A sculpture from the Solomon Islands has been highlighted by Samira Sallow in an article in the Ubyssey, a popular student newspaper in British Columbia, Canada.

The writer, Samila Sallow, calls the artefact a “bust of a woman,” referring to the intricate details that has gone into the wood carving.

The sculpture from the Solomon Islands is a woman’s bust created with real hair and decorated with shells and ebony. The wood carving is on display at the Museum of Anthropology (MOA) at the University of British Columbia.

These unique forms of wood carvings are a tradition in the Solomon Islands and are deeply rooted in their culture. The Solomon Islands are known for their intricate designs and adornments of their sculptures.

The black pigment is in sharp contrast to the vibrant colour of her hair and the silver markings on her face.

“She is accessorized with large earrings and painted with complex designs. It’s not completely clear why this bust was sculpted, but it could be a way of celebrating various focal points in people’s lives such as the passage to adulthood, marriage or death,” Samira Sallow writes.

Although much is said about the sculpture, not much is known about the artist or its orgins within the Solomon Islands. 

The Museum of Anthropology was established in 1949 as a department within the Faculty of Arts at the University of British Columbia. In 1976, it moved to its current home, an award-winning concrete and glass structure designed by Canadian architect Arthur Erickson with the grounds landscaped by Cornelia Oberlander.

Since its inception, MOA has been at the forefront of bringing Indigenous art into the mainstream by collecting and curating traditional and contemporary Indigenous art in a way that respects the artists and the cultures from which this work comes.

MOA houses nearly 50,000 works from almost every part of the world, while the Laboratory of Archaeology houses an additional 535,000 archaeological objects in the building.
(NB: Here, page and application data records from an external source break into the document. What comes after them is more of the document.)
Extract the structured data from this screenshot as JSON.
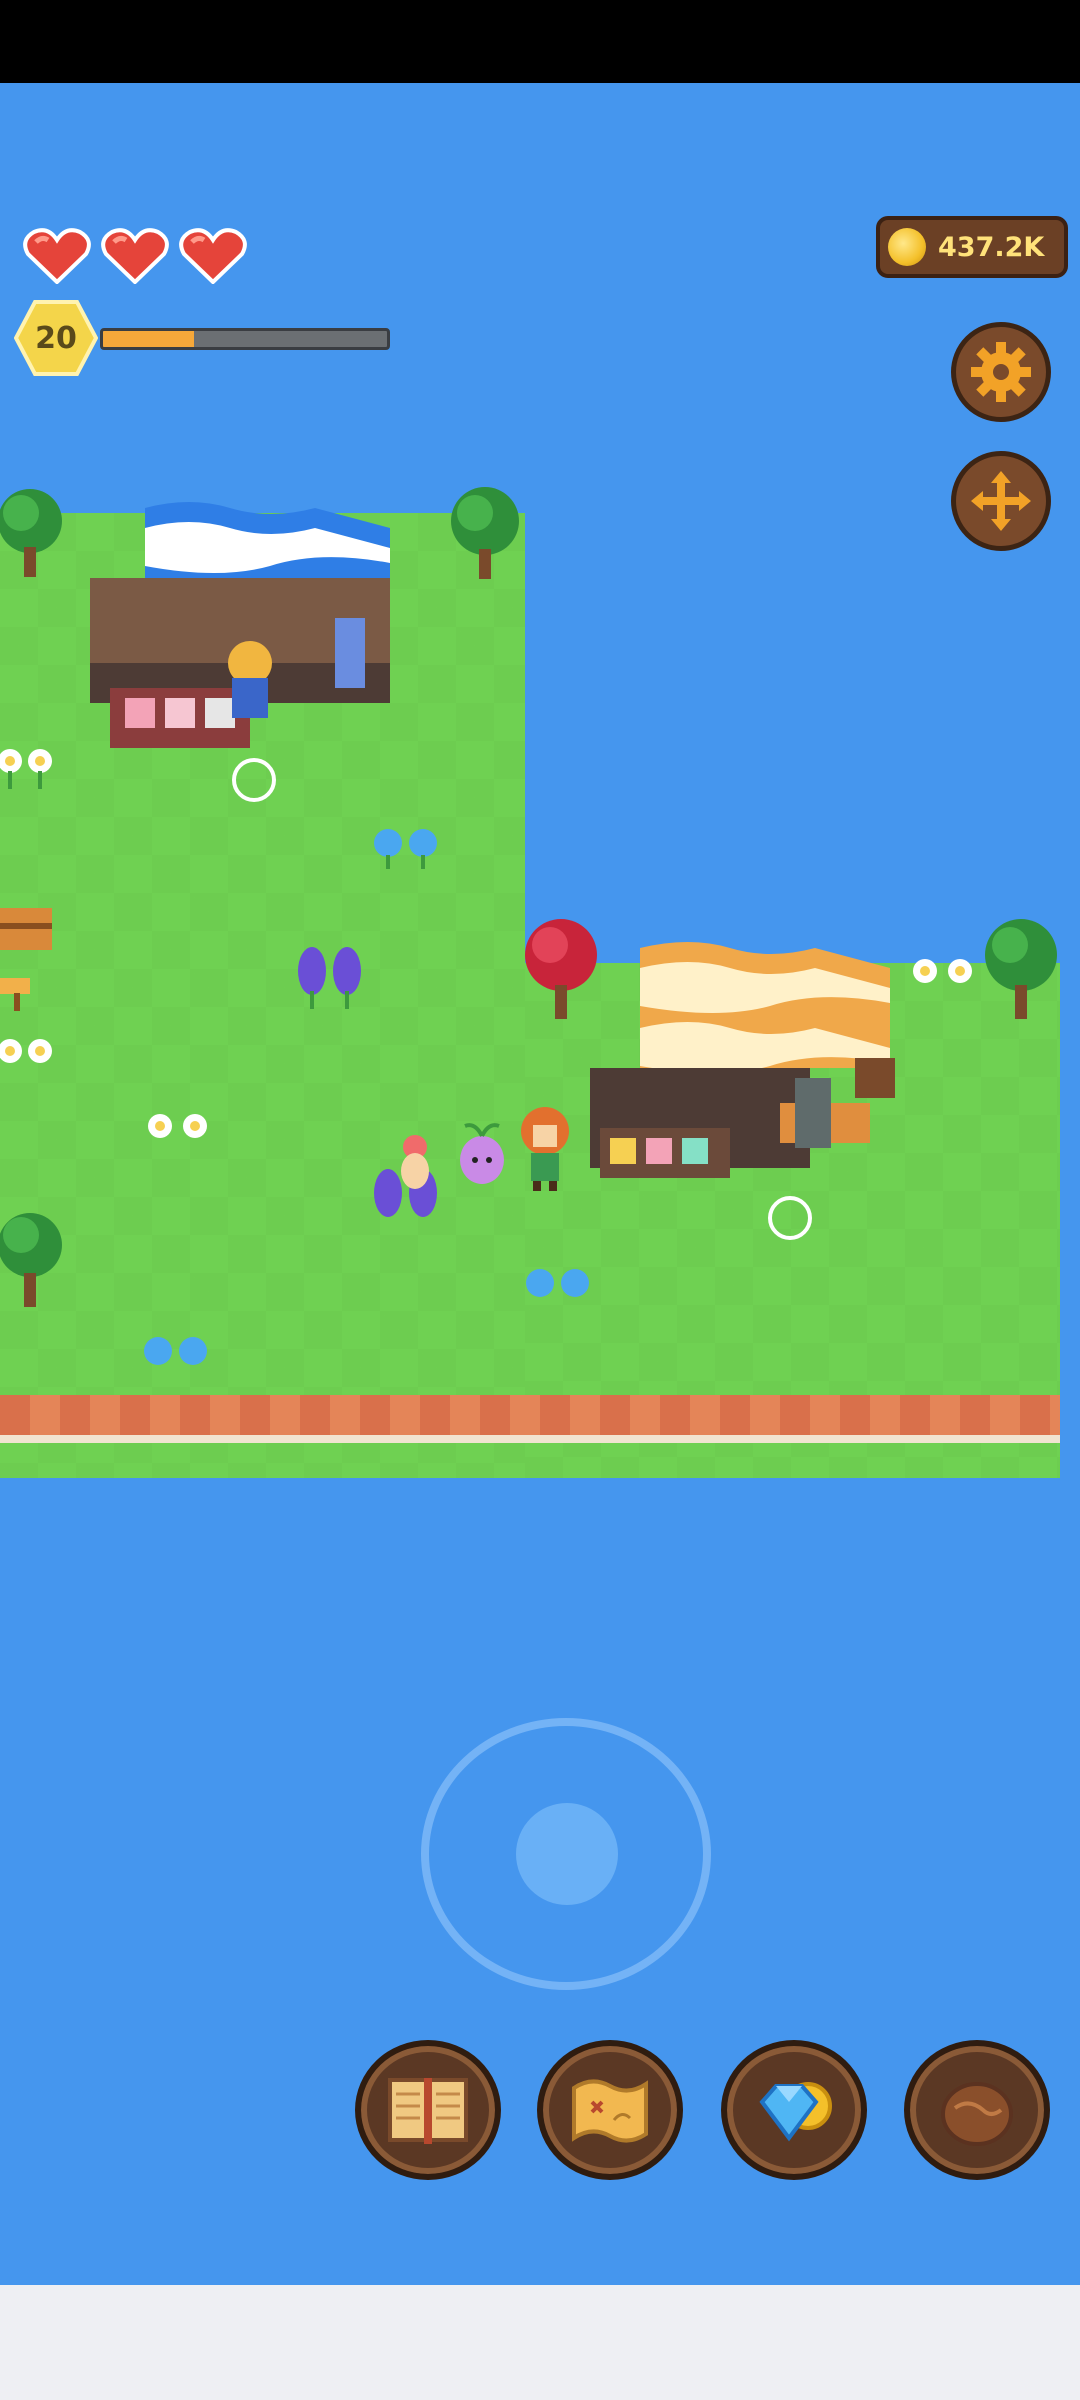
{
  "hud": {
    "hearts": [
      {
        "icon": "heart-icon",
        "state": "full"
      },
      {
        "icon": "heart-icon",
        "state": "full"
      },
      {
        "icon": "heart-icon",
        "state": "full"
      }
    ],
    "level": "20",
    "xp_progress": 0.32,
    "coins": "437.2K"
  },
  "buttons": {
    "settings_icon": "gear-icon",
    "move_icon": "move-arrows-icon",
    "actions": [
      {
        "icon": "book-icon"
      },
      {
        "icon": "map-scroll-icon"
      },
      {
        "icon": "gem-shop-icon"
      },
      {
        "icon": "resource-bag-icon"
      }
    ]
  },
  "colors": {
    "water": "#4596ee",
    "grass": "#6fd152",
    "cliff": "#d9704b",
    "heart": "#e5443a",
    "level_badge": "#f4d54a",
    "xp_fill": "#f6a83a",
    "coin_text": "#ffe27a",
    "button_wood": "#7a4a2b",
    "gear": "#f2a227"
  }
}
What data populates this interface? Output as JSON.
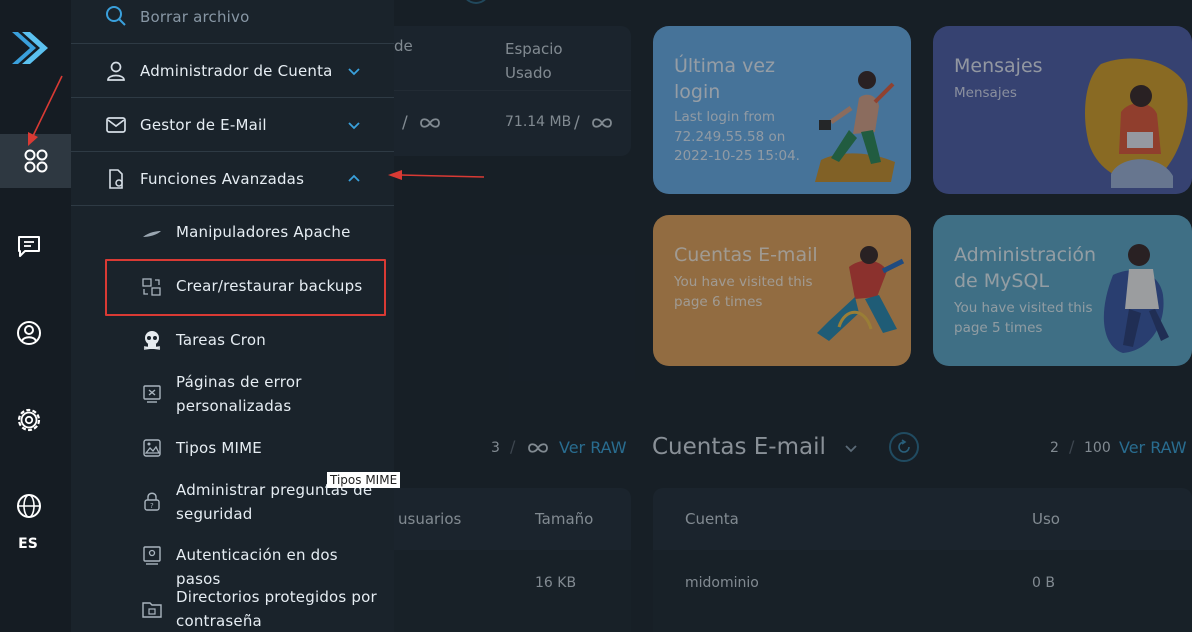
{
  "rail": {
    "language": "ES"
  },
  "menu": {
    "search_label": "Borrar archivo",
    "items": [
      {
        "label": "Administrador de Cuenta"
      },
      {
        "label": "Gestor de E-Mail"
      },
      {
        "label": "Funciones Avanzadas"
      }
    ],
    "subitems": [
      {
        "label": "Manipuladores Apache"
      },
      {
        "label": "Crear/restaurar backups"
      },
      {
        "label": "Tareas Cron"
      },
      {
        "label": "Páginas de error personalizadas"
      },
      {
        "label": "Tipos MIME"
      },
      {
        "label": "Administrar preguntas de seguridad"
      },
      {
        "label": "Autenticación en dos pasos"
      },
      {
        "label": "Directorios protegidos por contraseña"
      }
    ],
    "tooltip": "Tipos MIME"
  },
  "dashboard": {
    "usage_table": {
      "col_partial": "de",
      "col_space": "Espacio Usado",
      "row_slash": "/",
      "row_space": "71.14 MB",
      "row_space_slash": "/"
    },
    "cards": [
      {
        "title": "Última vez login",
        "text": "Last login from 72.249.55.58 on 2022-10-25 15:04.",
        "color": "#6aaee8"
      },
      {
        "title": "Mensajes",
        "text": "Mensajes",
        "color": "#4f5fa8"
      },
      {
        "title": "Cuentas E-mail",
        "text": "You have visited this page 6 times",
        "color": "#e4a45b"
      },
      {
        "title": "Administración de MySQL",
        "text": "You have visited this page 5 times",
        "color": "#5ea8c8"
      }
    ],
    "left_section": {
      "count": "3",
      "slash": "/",
      "raw_link": "Ver RAW",
      "col_users": "e usuarios",
      "col_size": "Tamaño",
      "row_size": "16 KB"
    },
    "email_section": {
      "title": "Cuentas E-mail",
      "count": "2",
      "slash": "/",
      "total": "100",
      "raw_link": "Ver RAW",
      "col_account": "Cuenta",
      "col_usage": "Uso",
      "row_account": "midominio",
      "row_usage": "0 B"
    }
  }
}
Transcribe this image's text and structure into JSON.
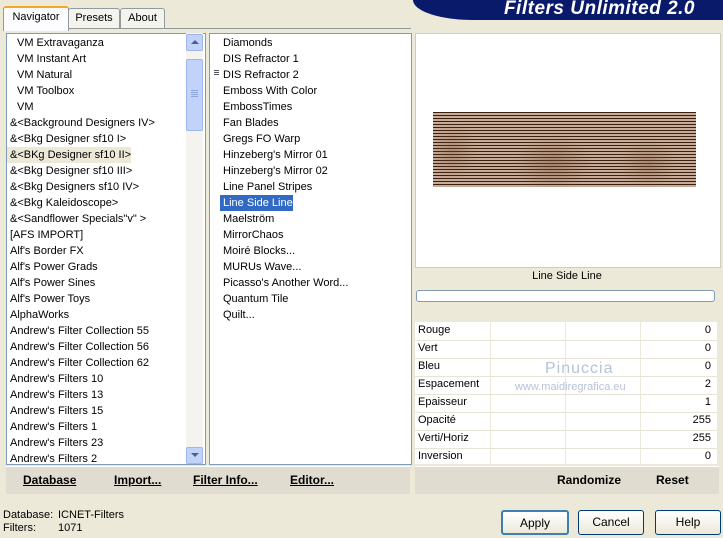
{
  "tabs": [
    {
      "label": "Navigator",
      "active": true
    },
    {
      "label": "Presets",
      "active": false
    },
    {
      "label": "About",
      "active": false
    }
  ],
  "banner": {
    "title": "Filters Unlimited 2.0"
  },
  "categories": {
    "items": [
      "VM Extravaganza",
      "VM Instant Art",
      "VM Natural",
      "VM Toolbox",
      "VM",
      "&<Background Designers IV>",
      "&<Bkg Designer sf10 I>",
      "&<BKg Designer sf10 II>",
      "&<Bkg Designer sf10 III>",
      "&<Bkg Designers sf10 IV>",
      "&<Bkg Kaleidoscope>",
      "&<Sandflower Specials\"v\" >",
      "[AFS IMPORT]",
      "Alf's Border FX",
      "Alf's Power Grads",
      "Alf's Power Sines",
      "Alf's Power Toys",
      "AlphaWorks",
      "Andrew's Filter Collection 55",
      "Andrew's Filter Collection 56",
      "Andrew's Filter Collection 62",
      "Andrew's Filters 10",
      "Andrew's Filters 13",
      "Andrew's Filters 15",
      "Andrew's Filters 1",
      "Andrew's Filters 23",
      "Andrew's Filters 2"
    ],
    "selected": "&<BKg Designer sf10 II>"
  },
  "filters": {
    "items": [
      "Diamonds",
      "DIS Refractor 1",
      "DIS Refractor 2",
      "Emboss With Color",
      "EmbossTimes",
      "Fan Blades",
      "Gregs FO Warp",
      "Hinzeberg's Mirror 01",
      "Hinzeberg's Mirror 02",
      "Line Panel Stripes",
      "Line Side Line",
      "Maelström",
      "MirrorChaos",
      "Moiré Blocks...",
      "MURUs Wave...",
      "Picasso's Another Word...",
      "Quantum Tile",
      "Quilt..."
    ],
    "selected": "Line Side Line"
  },
  "left_bar": {
    "database": "Database",
    "import": "Import...",
    "filter_info": "Filter Info...",
    "editor": "Editor..."
  },
  "preview": {
    "filter_name": "Line Side Line"
  },
  "params": [
    {
      "name": "Rouge",
      "value": "0"
    },
    {
      "name": "Vert",
      "value": "0"
    },
    {
      "name": "Bleu",
      "value": "0"
    },
    {
      "name": "Espacement",
      "value": "2"
    },
    {
      "name": "Epaisseur",
      "value": "1"
    },
    {
      "name": "Opacité",
      "value": "255"
    },
    {
      "name": "Verti/Horiz",
      "value": "255"
    },
    {
      "name": "Inversion",
      "value": "0"
    }
  ],
  "watermark": {
    "line1": "Pinuccia",
    "line2": "www.maidiregrafica.eu"
  },
  "right_bar": {
    "randomize": "Randomize",
    "reset": "Reset"
  },
  "status": {
    "database_label": "Database:",
    "database_value": "ICNET-Filters",
    "filters_label": "Filters:",
    "filters_value": "1071"
  },
  "buttons": {
    "apply": "Apply",
    "cancel": "Cancel",
    "help": "Help"
  }
}
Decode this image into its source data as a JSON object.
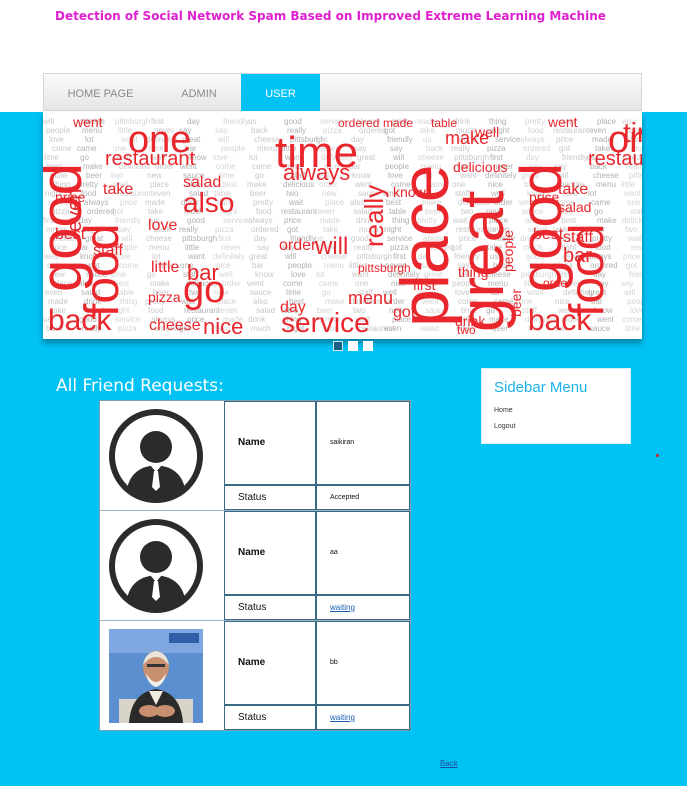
{
  "site_title": "Detection of Social Network Spam Based on Improved Extreme Learning Machine",
  "nav": {
    "items": [
      {
        "label": "HOME PAGE"
      },
      {
        "label": "ADMIN"
      },
      {
        "label": "USER"
      }
    ],
    "active": "USER"
  },
  "banner": {
    "large_words": [
      "good",
      "food",
      "place",
      "time",
      "one",
      "great",
      "back",
      "service",
      "restaurant",
      "also",
      "go",
      "nice",
      "will",
      "really",
      "always",
      "even",
      "best",
      "staff",
      "bar",
      "cheese",
      "pizza",
      "price",
      "salad",
      "make",
      "well",
      "people",
      "pittsburgh",
      "ordered",
      "made",
      "table",
      "delicious",
      "know",
      "menu",
      "first",
      "got",
      "drink",
      "beer",
      "order",
      "love",
      "little",
      "day",
      "take",
      "thing",
      "two",
      "went",
      "lot",
      "never",
      "friendly",
      "much",
      "pretty",
      "new",
      "come",
      "want",
      "say",
      "us",
      "night",
      "wait",
      "sauce",
      "came",
      "definitely",
      "say"
    ]
  },
  "slider": {
    "dots": 3,
    "active_index": 0
  },
  "requests": {
    "heading": "All Friend Requests:",
    "name_label": "Name",
    "status_label": "Status",
    "rows": [
      {
        "avatar": "default-avatar-icon",
        "name": "saikiran",
        "status": "Accepted",
        "status_is_link": false
      },
      {
        "avatar": "default-avatar-icon",
        "name": "aa",
        "status": "waiting",
        "status_is_link": true
      },
      {
        "avatar": "user-photo",
        "name": "bb",
        "status": "waiting",
        "status_is_link": true
      }
    ]
  },
  "sidebar": {
    "title": "Sidebar Menu",
    "links": [
      {
        "label": "Home"
      },
      {
        "label": "Logout"
      }
    ]
  },
  "footer": {
    "back_label": "Back"
  },
  "colors": {
    "title": "#e020d0",
    "accent": "#00c2f5",
    "wordcloud_red": "#e8262c",
    "link": "#1a5fb4"
  }
}
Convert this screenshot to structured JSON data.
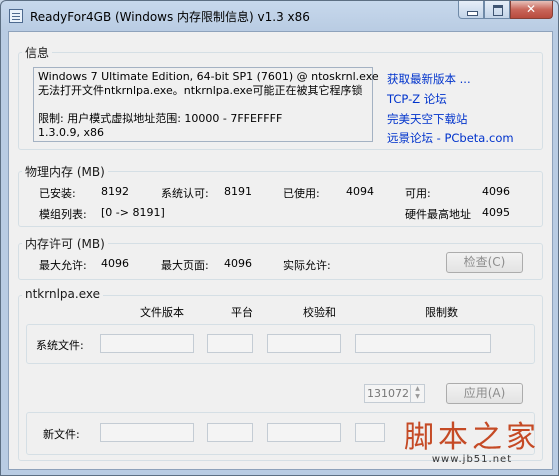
{
  "window": {
    "title": "ReadyFor4GB  (Windows 内存限制信息) v1.3 x86"
  },
  "info": {
    "group_title": "信息",
    "lines": [
      "Windows 7 Ultimate Edition, 64-bit SP1 (7601) @ ntoskrnl.exe",
      "无法打开文件ntkrnlpa.exe。ntkrnlpa.exe可能正在被其它程序锁",
      "",
      "限制:      用户模式虚拟地址范围:    10000 - 7FFEFFFF",
      "1.3.0.9, x86"
    ],
    "links": [
      "获取最新版本 ...",
      "TCP-Z 论坛",
      "完美天空下载站",
      "远景论坛 - PCbeta.com"
    ]
  },
  "physical": {
    "group_title": "物理内存 (MB)",
    "installed_label": "已安装:",
    "installed_value": "8192",
    "recognized_label": "系统认可:",
    "recognized_value": "8191",
    "used_label": "已使用:",
    "used_value": "4094",
    "available_label": "可用:",
    "available_value": "4096",
    "modules_label": "模组列表:",
    "modules_value": "[0 -> 8191]",
    "hw_max_label": "硬件最高地址",
    "hw_max_value": "4095"
  },
  "license": {
    "group_title": "内存许可 (MB)",
    "max_allowed_label": "最大允许:",
    "max_allowed_value": "4096",
    "max_page_label": "最大页面:",
    "max_page_value": "4096",
    "actual_label": "实际允许:",
    "actual_value": "",
    "check_button": "检查(C)"
  },
  "ntk": {
    "group_title": "ntkrnlpa.exe",
    "col_headers": [
      "文件版本",
      "平台",
      "校验和",
      "限制数"
    ],
    "system_file_label": "系统文件:",
    "new_file_label": "新文件:",
    "spin_value": "131072",
    "apply_button": "应用(A)"
  },
  "watermark": {
    "big": "脚本之家",
    "small": "www.jb51.net"
  },
  "colors": {
    "link": "#0033cc",
    "watermark": "#c54a25"
  }
}
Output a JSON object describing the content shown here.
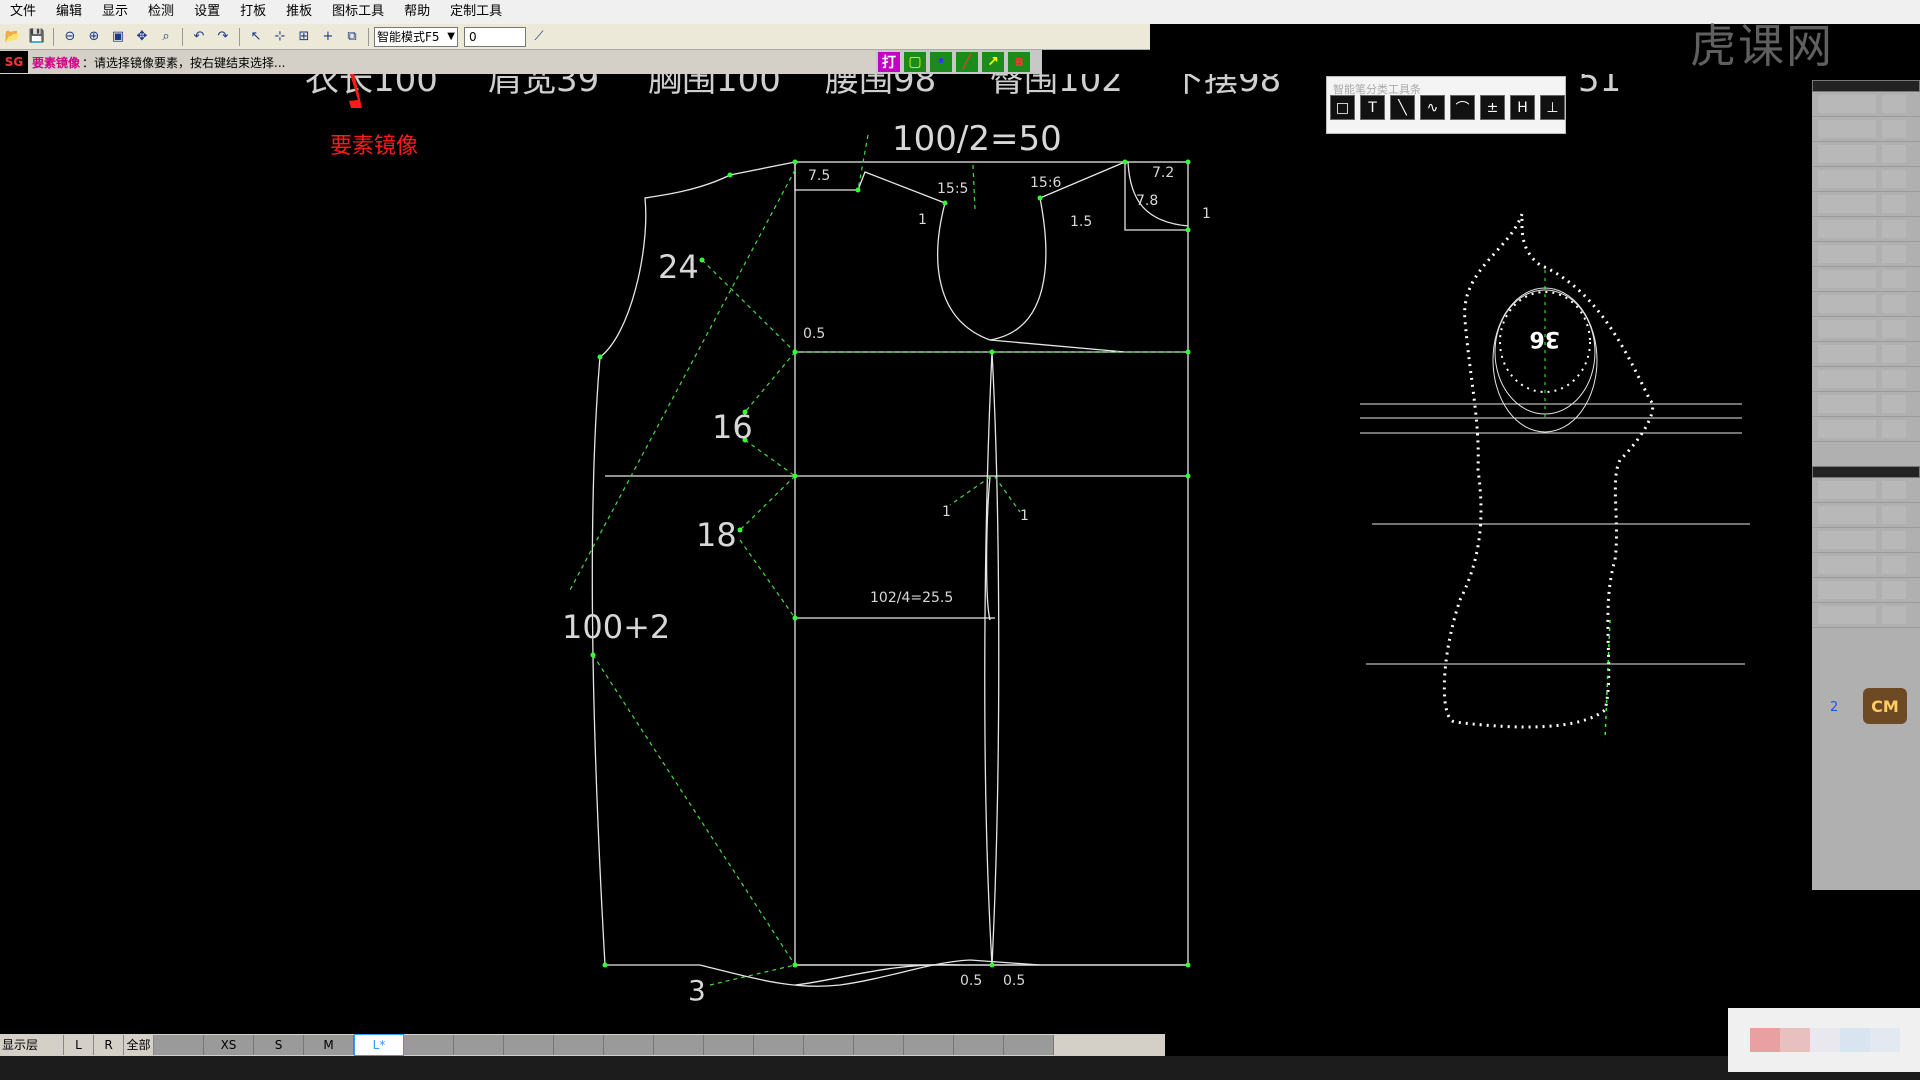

Nearly half the collection is composed of works from Asia and Oceania while other significant holdings represent the Arctic, Latin America and Europe.